Note that any home charging point should always be installed by an OLEV authorised installer.

Workplace Charging

Being able to charge your vehicle when at work and your vehicle is otherwise idle represents the perfect solution for many motorists. And, from an employer’s perspective, there are plenty of incentives to help encourage workplace drivers and fleet managers to make the switch to electric performance, with running costs and lower tax obligations to be met.

Unlike home charging units which offer charging of up to 7kW, businesses can opt to install high-speed charging systems such as a 22kW unit. 

This will make charging company, employee and visitor vehicles quick and effective.

How to Charge?​

    Socketed A socket charging unit enables you to connect a removable Type 1 or Type 2 EV cable that can be used at home or in public.
    Tethered A tethered charging point is one that is permanently fixed to the charging point and offers a Type 1 or Type 2 EV cable connection.

    How Fast Is Charging?

    How Long Will It Take to Fully Charge My Vehicle?

    Charging your electric or plug-in hybrid vehicle is a process that can take anywhere from a few minutes to many hours. The time it takes depends on a number of factors, namely the size of the battery, the connection type, and the charger being used. Rapid charging units found at service stations can often boost your charge to 80% in a matter of minutes, whereas home charging units providing 3kW will take between 8-10 hours to fully recharge. You can learn more about the recharge time of your vehicle by referring to your handbook or by liaising with a member of the Allen Motor Group team today.

    Batterysize / Charge Power + Charge Time

    90 kwh battery
    50 kwh charger
    2 hours to charge

    We understand that when becoming an electric driver, it's useful to know the range you're getting during the time you're charging your vehicle to know if you can reach your next destination.

    Average miles of range added per hour of charging*

    3.7kW slow 7kW fast 22kW fast 43-50kW rapid 150kW rapid
    Up to 15 miles Up to 30 miles Up to 90 miles Up to 90 miles in 30 mins Up to 200 miles in 30 mins

    *avg. result (each vehicle will be dependent on the size of the battery)

    What effects the Range of an Electric Vehicle

    An Electric Vehicle’s range varies with conditions such as selectable driving modes, external elements like temperature, driving behaviours (e.g., motorways vs. urban driving), vehicle maintenance, electrical load (i.e., auxiliaries – like power windows, door mirrors and locks), and battery age & health. Selectable drive modes adjust various settings to optimise performance and help get the most from the battery

    • Extreme hot or cold weather conditions affect batteries and can reduce range. Heating or cooling the inside of your vehicle will also draw extra energy from your battery.

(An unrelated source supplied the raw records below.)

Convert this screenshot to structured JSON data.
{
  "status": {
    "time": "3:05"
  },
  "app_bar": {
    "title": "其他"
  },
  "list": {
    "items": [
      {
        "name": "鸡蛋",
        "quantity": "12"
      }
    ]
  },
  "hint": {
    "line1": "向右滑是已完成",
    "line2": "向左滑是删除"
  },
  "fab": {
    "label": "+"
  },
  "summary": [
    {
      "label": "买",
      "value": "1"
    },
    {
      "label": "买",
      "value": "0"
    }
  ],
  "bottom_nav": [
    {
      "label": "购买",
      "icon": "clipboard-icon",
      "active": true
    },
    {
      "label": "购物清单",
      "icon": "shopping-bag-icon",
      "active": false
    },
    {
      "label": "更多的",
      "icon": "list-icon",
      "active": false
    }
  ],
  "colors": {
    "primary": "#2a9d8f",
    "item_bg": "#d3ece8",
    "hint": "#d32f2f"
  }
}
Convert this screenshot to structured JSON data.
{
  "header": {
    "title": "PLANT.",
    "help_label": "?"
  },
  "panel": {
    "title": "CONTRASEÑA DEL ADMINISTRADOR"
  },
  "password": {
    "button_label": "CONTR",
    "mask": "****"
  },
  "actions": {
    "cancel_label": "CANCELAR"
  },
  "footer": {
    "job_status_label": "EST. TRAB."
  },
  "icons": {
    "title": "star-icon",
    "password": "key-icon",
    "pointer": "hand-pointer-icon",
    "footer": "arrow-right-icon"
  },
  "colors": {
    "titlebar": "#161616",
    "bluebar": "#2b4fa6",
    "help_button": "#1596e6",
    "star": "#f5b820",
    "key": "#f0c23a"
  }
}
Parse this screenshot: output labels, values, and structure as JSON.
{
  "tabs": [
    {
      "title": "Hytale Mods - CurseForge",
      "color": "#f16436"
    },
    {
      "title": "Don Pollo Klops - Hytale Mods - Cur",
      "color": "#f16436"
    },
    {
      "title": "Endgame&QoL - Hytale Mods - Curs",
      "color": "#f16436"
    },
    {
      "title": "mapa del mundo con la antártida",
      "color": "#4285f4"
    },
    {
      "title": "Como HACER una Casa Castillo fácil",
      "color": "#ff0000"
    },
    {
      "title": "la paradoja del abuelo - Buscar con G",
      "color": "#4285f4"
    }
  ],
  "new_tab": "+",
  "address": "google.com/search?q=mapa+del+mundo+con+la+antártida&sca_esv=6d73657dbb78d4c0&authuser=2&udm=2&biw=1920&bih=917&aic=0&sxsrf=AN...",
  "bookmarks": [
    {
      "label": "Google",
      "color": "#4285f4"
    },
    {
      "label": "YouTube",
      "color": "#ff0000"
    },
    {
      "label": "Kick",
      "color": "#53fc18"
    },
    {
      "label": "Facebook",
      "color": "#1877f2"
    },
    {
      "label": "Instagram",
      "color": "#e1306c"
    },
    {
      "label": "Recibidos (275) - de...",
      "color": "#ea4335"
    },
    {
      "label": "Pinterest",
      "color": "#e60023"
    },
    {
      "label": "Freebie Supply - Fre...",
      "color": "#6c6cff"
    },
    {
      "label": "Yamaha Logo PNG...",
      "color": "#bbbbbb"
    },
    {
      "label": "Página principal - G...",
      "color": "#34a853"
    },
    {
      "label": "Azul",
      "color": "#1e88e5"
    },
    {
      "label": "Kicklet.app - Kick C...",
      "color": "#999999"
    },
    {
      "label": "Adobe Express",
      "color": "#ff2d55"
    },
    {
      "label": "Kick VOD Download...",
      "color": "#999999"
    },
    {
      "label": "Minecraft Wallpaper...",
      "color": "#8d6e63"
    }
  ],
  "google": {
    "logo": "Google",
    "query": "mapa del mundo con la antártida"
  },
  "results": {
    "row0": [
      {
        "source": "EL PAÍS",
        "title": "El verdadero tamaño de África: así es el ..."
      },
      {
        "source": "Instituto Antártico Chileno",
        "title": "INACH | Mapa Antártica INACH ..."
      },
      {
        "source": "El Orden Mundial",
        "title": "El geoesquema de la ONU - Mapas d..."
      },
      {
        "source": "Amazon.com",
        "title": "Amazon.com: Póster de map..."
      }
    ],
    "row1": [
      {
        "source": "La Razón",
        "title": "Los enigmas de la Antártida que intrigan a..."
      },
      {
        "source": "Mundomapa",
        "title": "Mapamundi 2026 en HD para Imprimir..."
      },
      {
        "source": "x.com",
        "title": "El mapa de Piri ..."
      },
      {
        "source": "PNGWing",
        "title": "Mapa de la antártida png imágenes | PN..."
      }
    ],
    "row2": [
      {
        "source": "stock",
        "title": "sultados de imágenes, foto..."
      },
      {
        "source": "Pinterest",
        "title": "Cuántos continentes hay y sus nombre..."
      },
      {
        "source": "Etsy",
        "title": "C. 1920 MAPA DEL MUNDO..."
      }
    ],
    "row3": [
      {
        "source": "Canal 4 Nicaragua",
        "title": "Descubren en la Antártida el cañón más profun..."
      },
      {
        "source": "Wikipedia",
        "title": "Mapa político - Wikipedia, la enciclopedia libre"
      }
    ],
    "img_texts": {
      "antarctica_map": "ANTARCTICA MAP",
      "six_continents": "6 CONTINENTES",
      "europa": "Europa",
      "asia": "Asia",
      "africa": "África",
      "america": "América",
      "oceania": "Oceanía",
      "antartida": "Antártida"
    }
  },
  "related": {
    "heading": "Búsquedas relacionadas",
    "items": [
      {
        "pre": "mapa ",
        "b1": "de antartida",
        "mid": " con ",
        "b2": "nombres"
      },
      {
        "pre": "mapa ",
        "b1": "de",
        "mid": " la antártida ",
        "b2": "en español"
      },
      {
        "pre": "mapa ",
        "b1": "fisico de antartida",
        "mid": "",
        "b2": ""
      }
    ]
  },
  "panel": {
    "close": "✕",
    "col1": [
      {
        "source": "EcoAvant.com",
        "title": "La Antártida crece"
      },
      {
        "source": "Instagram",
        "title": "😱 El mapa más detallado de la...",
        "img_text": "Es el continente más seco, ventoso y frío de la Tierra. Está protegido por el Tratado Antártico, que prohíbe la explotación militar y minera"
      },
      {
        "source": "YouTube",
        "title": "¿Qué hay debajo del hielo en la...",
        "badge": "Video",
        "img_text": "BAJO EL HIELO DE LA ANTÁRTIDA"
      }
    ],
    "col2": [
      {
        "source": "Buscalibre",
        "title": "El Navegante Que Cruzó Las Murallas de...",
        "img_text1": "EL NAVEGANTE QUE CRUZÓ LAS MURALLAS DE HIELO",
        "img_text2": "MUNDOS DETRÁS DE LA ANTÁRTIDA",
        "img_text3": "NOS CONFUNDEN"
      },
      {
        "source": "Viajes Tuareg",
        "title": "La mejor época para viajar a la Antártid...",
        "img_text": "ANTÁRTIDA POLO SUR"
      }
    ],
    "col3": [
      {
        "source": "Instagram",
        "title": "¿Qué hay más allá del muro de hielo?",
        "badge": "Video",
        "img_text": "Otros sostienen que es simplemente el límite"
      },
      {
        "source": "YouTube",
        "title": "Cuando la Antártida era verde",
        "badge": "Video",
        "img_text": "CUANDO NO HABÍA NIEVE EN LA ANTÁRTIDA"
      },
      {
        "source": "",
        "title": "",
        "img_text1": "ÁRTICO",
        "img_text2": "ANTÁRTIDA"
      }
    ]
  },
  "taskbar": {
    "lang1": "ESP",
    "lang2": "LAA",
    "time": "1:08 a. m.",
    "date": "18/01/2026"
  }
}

We’d recommend adjusting the inside temperature of your vehicle while you’re still plugged into the charger.
    • In any type of vehicle, high speeds and heavy acceleration use more power and reduce range, so you’ll get more miles out of your potential range by travelling at a steady speed and accelerating gradually.
    • Regenerative braking can capture and reuse more than 90% of the energy normally lost during the braking process, recharging the high-voltage battery and maximising your range. Try to predict traffic situations ahead to optimise your braking for maximum energy recuperation.
    • Regular maintenance ensures that one’s vehicle is running at its best. For instance, tyres with the correct air pressure and without too much wear will reduce rolling resistance and maximize range.
    • Most auxiliary systems in a vehicle need electrical power from the battery, with heating and air conditioning consuming the most energy in a vehicle and leaving less electricity for powering the motor(s).
    • All rechargeable batteries lose capacity with use and time, even if you do everything right. An EV’s battery health declines with age and therefore so does its capacity and the vehicle’s range. Continual advances in battery technology mean that issues surrounding degradation of performance are being reduced all the time, plus there are ways to help preserve the power and efficiency of a battery over time (such as not fully charging it or fully using all of the energy stored).